Gingrich had led Romney by a larger 40 percent to 23-percent margin in December — before Romney aggressively attacked him and drove down his popularity in Iowa, New Hampshire, and nationally. Yet the ex-Speaker's comeback win in South Carolinalast weekend has reshaped the dynamic of the race.
The NBC/WSJ poll helps explain why. By a 54 percent to 43 percent margin, Republicans called it more important to have a presidential nominee who shares their views on issues than one with “the best chance to beat Barack Obama.” Asked specifically about the candidates, 56 percent gave Gingrich high marks for sharing their views, compared to 43 percent who rated Romney highly in that category.

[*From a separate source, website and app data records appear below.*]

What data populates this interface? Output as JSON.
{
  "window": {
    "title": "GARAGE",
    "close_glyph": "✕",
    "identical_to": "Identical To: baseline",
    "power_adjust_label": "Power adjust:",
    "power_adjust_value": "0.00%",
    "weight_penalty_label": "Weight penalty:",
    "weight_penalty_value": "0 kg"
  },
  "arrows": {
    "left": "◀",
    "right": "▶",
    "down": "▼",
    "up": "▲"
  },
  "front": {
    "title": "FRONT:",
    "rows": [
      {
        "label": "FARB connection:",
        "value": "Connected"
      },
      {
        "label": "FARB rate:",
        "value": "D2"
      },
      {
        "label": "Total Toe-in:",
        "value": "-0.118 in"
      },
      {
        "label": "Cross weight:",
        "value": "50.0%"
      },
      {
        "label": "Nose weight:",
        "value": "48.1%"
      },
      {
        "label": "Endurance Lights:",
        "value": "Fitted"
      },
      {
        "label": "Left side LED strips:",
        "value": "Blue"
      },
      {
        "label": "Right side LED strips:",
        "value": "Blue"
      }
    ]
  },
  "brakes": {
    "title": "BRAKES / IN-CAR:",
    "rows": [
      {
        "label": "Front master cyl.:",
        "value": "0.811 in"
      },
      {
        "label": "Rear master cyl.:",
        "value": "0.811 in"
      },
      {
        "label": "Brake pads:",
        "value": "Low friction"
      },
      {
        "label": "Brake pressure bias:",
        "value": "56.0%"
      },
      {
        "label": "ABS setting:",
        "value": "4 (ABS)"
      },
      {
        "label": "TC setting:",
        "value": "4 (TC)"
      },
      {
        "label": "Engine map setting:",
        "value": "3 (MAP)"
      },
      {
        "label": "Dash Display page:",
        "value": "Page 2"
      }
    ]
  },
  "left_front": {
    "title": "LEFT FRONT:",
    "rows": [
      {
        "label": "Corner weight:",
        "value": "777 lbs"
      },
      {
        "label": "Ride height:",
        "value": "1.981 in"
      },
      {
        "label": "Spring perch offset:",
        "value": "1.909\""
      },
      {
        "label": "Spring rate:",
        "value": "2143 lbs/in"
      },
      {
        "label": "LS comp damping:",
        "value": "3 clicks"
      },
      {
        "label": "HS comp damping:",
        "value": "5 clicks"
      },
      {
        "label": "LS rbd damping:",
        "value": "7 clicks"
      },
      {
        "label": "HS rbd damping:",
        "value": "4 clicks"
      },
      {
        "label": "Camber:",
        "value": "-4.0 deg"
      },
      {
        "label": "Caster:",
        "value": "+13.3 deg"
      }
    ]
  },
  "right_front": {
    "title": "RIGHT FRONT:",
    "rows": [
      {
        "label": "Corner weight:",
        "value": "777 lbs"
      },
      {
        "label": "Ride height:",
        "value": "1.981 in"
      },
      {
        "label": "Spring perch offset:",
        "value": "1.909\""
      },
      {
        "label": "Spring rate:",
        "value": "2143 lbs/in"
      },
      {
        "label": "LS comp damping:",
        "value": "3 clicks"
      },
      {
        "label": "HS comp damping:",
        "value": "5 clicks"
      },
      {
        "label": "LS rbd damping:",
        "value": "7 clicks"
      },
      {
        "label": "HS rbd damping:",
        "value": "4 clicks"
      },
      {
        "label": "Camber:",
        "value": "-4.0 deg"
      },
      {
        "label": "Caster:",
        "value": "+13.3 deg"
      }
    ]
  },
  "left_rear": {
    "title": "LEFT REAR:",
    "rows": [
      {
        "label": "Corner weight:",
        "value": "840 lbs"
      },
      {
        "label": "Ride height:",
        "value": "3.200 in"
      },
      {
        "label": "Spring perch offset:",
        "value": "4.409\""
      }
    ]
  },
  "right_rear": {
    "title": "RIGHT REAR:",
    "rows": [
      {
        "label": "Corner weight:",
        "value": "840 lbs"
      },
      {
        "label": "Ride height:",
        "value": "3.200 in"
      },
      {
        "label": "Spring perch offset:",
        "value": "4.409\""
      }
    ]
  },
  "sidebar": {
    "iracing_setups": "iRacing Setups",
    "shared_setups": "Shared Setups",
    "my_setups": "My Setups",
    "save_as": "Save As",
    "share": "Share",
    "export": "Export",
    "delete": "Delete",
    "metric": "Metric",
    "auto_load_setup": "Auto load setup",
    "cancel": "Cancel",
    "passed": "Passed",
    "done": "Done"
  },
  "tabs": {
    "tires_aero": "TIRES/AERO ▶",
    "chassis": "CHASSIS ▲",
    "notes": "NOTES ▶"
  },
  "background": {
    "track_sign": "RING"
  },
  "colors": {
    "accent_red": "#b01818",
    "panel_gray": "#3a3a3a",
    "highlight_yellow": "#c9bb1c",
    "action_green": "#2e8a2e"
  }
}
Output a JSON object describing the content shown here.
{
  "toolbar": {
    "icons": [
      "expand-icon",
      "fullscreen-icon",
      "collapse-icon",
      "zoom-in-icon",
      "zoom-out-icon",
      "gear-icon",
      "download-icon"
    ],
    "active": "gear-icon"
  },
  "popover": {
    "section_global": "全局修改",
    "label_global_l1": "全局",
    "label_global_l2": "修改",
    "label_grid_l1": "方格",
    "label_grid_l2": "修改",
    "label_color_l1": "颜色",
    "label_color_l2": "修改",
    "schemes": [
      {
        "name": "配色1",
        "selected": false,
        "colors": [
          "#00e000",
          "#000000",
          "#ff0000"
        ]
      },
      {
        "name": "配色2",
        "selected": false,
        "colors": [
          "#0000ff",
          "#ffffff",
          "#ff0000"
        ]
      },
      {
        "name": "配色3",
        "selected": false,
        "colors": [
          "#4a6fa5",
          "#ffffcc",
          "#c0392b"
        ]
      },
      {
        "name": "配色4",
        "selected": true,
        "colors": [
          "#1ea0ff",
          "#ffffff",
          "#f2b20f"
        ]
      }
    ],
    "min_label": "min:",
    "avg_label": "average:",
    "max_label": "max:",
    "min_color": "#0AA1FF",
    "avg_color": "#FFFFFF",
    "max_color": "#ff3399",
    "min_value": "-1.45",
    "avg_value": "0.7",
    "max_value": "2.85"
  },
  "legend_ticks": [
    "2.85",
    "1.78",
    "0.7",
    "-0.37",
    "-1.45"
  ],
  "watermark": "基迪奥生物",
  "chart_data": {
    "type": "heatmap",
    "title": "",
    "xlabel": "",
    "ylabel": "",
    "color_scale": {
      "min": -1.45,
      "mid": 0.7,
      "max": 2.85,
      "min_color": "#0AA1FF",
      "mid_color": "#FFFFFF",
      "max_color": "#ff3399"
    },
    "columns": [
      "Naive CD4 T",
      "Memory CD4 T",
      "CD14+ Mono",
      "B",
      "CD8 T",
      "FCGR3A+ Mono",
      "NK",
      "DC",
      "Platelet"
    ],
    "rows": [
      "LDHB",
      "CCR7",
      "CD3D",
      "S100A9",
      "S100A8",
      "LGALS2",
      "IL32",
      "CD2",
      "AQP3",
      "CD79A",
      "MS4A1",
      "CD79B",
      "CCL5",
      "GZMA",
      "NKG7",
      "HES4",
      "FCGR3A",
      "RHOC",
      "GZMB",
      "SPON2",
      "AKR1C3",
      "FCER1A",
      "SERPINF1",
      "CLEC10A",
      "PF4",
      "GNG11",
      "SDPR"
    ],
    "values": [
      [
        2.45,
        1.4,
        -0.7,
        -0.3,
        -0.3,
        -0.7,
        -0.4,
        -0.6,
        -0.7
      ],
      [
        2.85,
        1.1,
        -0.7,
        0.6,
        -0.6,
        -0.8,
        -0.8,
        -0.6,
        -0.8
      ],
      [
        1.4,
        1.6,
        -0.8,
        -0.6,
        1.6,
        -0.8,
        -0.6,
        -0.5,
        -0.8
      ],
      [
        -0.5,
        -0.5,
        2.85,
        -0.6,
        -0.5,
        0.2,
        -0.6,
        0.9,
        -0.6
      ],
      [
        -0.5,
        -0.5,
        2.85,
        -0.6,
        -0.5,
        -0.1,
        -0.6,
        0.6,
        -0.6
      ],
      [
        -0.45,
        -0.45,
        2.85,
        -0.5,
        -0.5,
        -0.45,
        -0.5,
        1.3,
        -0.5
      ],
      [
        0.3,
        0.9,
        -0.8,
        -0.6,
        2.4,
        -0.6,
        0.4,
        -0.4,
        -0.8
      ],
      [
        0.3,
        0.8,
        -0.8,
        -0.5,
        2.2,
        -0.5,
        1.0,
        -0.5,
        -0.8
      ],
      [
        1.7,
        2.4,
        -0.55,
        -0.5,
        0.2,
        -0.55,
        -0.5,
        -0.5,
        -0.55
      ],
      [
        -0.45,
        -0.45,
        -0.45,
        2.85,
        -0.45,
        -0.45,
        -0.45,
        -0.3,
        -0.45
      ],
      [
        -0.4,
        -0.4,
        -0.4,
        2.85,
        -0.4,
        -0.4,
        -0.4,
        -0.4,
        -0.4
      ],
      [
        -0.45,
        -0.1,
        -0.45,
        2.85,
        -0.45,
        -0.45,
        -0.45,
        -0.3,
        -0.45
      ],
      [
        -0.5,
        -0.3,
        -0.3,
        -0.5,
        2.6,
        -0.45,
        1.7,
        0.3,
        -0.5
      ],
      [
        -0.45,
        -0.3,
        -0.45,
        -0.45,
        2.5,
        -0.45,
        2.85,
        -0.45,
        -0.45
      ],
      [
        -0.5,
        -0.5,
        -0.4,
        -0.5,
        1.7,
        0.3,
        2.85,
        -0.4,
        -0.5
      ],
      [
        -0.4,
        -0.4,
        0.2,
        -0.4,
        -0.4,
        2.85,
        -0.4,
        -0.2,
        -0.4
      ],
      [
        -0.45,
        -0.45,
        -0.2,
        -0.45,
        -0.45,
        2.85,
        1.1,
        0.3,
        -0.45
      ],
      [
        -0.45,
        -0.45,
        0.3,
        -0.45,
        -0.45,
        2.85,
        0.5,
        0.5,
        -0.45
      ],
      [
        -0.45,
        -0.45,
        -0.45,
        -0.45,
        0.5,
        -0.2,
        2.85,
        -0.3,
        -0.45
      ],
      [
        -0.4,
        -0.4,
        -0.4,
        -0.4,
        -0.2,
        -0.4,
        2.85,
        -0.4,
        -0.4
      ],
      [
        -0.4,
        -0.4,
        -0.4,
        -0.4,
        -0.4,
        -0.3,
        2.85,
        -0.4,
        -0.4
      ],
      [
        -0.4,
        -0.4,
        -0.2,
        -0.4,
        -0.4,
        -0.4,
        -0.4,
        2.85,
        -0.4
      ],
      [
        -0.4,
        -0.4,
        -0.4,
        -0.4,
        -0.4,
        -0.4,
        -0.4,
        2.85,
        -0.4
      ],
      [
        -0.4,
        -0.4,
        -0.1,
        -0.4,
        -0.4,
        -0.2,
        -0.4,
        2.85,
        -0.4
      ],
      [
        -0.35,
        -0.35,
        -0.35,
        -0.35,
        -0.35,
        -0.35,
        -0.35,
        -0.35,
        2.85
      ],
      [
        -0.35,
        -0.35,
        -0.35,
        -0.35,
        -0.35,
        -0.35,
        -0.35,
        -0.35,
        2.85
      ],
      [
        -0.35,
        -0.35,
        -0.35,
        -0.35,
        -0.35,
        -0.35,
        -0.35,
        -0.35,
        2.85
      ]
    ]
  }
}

Other significant advantages for Gingrich: More Republicans give him high marks for being “knowledgeable and experienced enough” for the White House (78 percent to 60 percent for Romney), and he has managed to neutralize Romney’s claim that he's better able to handle the economy. Some 61 percent rated Romney strongly on the economy, but 63 percent said the same of Gingrich.
Romney has touted his superior electability – with good reason, the NBC/WSJ survey showed. While Obama holds a solid double-digit lead in potential matchups with Gingrich (55 percent to 37 percent) and Santorum (53 percent to 38 percent), the Democratic incumbent leads Romney by only 49 percent to 43 percent.
Yet Romney has other assets in the race that may boost him if the nomination race drags on. Two-thirds of Republicans rate Romney strongly for “having high personal standards that set the proper moral tone for the country,” while just one-third of Republicans rate the thrice-married Gingrich strongly on that dimension.
Gingrich has attempted to score points by blasting Romney’s tenure at Bain Capital. But by a 28 percent to 13 percent margin, Republicans said that business experience makes them think more positively of Romney. Romney fared less well on the issue of his tax returns, which showed him earning more than $40 million over the last two years and paying roughly 15 percent in taxes. By 17 percent to 7 percent, Republicans said that made them think less highly of him.
But a bigger liability is news about Gingrich’s marriages. Some 30 percent said the issue made them think more negatively of the former Speaker, while just 3 percent said it made them feel more positive about him.
While the nation focuses on the GOP nomination race and Obama’s fortunes, the poll also suggests that recent political skirmishing in Washington over issues like the debt ceiling, jobs proposals, and a payroll tax cut may be improving Democrats’ prospects in races for the House and Senate. By 47 percent to 41 percent, Americans said they prefer that the November election result in a Democratic-controlled Congress. Last August, those proportions were precisely reversed in favor of the Republicans.